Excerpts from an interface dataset
****
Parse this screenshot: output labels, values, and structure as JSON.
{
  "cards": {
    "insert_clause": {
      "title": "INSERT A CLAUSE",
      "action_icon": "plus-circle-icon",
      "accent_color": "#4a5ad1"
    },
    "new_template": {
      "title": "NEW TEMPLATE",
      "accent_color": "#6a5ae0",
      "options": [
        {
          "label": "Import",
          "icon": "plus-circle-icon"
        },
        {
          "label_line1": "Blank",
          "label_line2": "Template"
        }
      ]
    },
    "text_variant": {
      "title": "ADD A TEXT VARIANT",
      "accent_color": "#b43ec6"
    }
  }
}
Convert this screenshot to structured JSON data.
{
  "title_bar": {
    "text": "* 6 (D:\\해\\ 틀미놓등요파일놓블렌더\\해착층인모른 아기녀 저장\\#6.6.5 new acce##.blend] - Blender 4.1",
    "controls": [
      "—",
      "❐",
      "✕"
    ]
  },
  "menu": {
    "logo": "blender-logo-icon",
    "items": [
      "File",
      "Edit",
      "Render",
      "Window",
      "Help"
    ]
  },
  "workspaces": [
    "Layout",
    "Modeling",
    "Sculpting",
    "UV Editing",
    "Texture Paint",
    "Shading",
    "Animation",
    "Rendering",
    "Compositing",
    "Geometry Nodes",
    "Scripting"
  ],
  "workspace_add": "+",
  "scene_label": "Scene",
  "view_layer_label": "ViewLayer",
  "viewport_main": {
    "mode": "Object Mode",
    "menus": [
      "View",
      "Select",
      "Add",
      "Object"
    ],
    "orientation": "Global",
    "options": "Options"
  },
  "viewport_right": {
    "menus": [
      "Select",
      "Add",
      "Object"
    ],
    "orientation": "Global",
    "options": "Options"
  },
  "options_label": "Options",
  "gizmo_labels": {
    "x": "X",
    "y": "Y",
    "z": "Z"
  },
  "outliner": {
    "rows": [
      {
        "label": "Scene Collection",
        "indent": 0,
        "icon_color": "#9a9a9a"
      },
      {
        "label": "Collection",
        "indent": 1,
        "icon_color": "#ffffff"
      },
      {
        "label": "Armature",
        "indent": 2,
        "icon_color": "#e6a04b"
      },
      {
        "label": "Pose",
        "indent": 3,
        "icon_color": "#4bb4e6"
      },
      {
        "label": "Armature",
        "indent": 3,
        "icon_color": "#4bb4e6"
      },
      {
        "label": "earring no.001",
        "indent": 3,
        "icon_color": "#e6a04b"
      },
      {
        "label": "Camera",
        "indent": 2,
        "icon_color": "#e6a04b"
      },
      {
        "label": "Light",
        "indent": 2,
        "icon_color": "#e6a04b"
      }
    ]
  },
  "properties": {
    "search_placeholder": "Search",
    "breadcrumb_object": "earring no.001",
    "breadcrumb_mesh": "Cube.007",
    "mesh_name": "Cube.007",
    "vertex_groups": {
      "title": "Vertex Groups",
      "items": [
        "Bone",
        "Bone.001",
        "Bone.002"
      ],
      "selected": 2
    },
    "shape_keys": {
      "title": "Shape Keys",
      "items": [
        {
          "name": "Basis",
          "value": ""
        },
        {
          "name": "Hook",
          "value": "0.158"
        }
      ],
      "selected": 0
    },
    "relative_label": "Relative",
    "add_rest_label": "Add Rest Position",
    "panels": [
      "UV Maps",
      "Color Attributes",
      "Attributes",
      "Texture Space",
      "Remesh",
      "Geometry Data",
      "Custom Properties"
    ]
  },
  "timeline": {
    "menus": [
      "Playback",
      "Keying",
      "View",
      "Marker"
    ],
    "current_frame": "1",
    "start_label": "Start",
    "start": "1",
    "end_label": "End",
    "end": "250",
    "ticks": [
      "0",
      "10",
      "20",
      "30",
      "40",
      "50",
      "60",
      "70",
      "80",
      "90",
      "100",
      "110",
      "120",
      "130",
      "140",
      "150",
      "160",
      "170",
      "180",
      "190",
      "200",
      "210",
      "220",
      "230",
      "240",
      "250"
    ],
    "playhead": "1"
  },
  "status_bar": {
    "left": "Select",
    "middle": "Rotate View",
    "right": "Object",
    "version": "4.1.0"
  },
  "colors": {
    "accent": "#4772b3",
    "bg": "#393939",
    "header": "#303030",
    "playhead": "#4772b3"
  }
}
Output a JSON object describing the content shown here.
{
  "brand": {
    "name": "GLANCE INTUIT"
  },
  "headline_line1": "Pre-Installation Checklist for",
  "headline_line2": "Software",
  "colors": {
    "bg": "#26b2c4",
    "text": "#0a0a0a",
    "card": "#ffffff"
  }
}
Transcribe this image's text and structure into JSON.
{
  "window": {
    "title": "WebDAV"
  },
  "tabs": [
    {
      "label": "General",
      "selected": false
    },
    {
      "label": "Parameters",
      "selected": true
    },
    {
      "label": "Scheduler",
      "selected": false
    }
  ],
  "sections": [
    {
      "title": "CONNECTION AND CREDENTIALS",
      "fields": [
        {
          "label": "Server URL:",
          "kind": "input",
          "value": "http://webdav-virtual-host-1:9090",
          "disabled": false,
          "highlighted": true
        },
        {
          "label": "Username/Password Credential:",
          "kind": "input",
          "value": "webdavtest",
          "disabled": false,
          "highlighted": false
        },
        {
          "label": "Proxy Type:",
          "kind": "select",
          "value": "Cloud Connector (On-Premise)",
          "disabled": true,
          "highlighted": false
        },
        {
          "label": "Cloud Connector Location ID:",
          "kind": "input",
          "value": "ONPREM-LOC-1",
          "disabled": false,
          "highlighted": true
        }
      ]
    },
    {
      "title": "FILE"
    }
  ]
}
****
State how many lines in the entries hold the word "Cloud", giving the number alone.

*Response area:* 2